Task requirements
Report every line below that holds the word "true".
======== Dataset excerpts ========
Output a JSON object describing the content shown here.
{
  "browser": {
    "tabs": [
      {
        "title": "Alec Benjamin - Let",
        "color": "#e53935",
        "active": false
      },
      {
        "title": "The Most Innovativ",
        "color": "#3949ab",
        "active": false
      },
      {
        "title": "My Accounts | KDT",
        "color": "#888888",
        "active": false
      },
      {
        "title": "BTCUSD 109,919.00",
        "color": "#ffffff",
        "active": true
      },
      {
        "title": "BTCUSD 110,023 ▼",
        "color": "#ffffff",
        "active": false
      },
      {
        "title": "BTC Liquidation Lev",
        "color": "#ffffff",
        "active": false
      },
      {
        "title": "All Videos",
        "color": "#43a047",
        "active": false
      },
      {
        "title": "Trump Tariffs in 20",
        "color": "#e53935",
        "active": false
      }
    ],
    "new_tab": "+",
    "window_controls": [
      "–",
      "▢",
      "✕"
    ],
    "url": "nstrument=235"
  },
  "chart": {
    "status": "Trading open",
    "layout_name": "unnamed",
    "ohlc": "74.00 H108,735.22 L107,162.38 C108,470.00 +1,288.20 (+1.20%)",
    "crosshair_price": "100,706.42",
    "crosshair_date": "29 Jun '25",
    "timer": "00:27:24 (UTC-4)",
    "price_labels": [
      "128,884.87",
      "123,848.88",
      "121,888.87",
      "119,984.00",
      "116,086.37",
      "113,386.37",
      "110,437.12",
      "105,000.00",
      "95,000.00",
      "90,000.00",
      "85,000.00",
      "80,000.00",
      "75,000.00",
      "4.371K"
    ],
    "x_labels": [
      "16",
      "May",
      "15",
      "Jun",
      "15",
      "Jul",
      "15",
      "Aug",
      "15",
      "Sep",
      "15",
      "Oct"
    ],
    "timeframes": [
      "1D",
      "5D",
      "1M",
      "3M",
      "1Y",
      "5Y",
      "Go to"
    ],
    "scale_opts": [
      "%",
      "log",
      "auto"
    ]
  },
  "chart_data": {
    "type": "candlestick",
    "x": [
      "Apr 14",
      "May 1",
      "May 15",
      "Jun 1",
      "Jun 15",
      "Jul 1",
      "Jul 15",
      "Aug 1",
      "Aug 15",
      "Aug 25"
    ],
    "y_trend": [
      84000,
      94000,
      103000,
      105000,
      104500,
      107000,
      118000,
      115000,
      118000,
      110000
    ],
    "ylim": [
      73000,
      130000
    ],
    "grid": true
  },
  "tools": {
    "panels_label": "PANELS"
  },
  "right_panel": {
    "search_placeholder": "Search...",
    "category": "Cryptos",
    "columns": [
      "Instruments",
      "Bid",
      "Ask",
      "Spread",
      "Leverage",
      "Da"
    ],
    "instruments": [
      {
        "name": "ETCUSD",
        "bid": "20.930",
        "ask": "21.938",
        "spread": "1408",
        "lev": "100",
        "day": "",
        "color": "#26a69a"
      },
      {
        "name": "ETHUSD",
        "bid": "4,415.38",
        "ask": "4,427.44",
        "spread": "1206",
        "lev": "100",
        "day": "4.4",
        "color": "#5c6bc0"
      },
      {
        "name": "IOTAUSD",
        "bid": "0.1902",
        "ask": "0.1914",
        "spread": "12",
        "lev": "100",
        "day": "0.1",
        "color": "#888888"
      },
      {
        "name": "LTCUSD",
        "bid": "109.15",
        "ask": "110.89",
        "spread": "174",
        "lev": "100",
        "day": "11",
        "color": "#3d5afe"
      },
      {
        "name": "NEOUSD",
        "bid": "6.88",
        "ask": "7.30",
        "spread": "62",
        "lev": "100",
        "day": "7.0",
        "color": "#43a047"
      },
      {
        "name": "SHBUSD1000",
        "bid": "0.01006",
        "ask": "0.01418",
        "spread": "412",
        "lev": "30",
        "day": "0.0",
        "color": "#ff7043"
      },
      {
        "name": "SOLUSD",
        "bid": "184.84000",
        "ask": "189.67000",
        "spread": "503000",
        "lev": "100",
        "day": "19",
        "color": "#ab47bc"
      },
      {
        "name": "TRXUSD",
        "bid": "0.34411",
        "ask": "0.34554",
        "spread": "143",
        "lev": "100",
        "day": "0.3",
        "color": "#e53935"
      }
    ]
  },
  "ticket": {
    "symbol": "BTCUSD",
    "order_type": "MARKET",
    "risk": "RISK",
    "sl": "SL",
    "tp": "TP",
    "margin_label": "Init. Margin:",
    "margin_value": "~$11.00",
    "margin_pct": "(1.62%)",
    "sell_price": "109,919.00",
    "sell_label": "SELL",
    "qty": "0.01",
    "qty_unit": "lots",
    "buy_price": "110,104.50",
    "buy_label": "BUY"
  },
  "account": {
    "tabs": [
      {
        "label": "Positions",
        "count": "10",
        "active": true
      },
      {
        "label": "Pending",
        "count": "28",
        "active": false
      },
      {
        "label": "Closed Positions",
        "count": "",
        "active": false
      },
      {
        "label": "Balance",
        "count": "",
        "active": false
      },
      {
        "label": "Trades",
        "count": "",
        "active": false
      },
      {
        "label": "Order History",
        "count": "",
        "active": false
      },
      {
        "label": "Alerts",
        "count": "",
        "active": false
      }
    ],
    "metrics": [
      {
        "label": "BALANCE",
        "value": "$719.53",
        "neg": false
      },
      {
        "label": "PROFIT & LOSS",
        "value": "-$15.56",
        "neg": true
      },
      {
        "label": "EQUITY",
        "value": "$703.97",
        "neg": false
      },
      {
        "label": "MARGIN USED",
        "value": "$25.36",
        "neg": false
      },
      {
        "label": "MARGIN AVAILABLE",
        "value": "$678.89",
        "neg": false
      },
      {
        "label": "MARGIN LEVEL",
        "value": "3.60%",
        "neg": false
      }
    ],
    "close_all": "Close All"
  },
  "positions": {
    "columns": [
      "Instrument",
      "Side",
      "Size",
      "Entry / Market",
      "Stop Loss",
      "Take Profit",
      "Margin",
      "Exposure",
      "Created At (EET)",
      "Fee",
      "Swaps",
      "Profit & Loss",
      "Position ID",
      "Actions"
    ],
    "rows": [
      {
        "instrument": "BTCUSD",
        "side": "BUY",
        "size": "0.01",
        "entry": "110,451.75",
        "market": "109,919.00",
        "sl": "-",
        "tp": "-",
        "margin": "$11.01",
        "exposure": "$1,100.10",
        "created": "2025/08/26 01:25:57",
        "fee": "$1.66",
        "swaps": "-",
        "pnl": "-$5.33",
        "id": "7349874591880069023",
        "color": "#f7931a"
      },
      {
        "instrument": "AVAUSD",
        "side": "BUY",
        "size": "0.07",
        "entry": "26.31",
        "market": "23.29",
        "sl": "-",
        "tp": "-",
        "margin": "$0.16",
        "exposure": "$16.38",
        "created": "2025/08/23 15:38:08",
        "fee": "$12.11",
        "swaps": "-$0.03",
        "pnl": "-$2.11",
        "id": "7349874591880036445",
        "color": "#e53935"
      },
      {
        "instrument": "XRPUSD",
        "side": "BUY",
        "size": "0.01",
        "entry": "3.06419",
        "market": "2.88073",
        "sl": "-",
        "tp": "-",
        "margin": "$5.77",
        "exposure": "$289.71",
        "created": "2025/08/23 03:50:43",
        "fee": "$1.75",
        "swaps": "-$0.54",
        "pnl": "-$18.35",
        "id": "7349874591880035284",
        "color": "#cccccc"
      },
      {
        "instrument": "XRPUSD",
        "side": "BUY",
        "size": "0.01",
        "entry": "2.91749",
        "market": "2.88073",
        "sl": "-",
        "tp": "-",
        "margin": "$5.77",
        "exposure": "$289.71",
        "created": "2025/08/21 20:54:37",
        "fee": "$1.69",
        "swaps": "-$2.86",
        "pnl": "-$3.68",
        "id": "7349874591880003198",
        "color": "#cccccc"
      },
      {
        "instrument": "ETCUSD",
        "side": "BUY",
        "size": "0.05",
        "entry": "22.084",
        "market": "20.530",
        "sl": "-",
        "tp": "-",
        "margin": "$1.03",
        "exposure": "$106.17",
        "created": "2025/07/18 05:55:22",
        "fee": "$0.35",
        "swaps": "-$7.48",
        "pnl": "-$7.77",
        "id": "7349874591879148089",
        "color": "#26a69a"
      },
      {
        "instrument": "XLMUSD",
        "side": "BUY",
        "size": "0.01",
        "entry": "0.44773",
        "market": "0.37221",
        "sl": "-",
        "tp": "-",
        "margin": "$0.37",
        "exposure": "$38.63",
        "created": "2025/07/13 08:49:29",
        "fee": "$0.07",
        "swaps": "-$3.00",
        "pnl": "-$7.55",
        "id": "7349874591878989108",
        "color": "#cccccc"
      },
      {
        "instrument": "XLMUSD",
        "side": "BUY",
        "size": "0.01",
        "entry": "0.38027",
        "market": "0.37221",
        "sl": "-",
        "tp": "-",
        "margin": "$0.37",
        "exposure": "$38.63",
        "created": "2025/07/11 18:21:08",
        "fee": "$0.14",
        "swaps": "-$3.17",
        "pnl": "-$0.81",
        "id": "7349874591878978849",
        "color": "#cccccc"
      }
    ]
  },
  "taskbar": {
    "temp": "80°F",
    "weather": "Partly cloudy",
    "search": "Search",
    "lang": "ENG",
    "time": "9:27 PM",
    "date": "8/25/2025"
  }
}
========
Exercise solution
        "active": true
    "grid": true
        "active": true
        "neg": true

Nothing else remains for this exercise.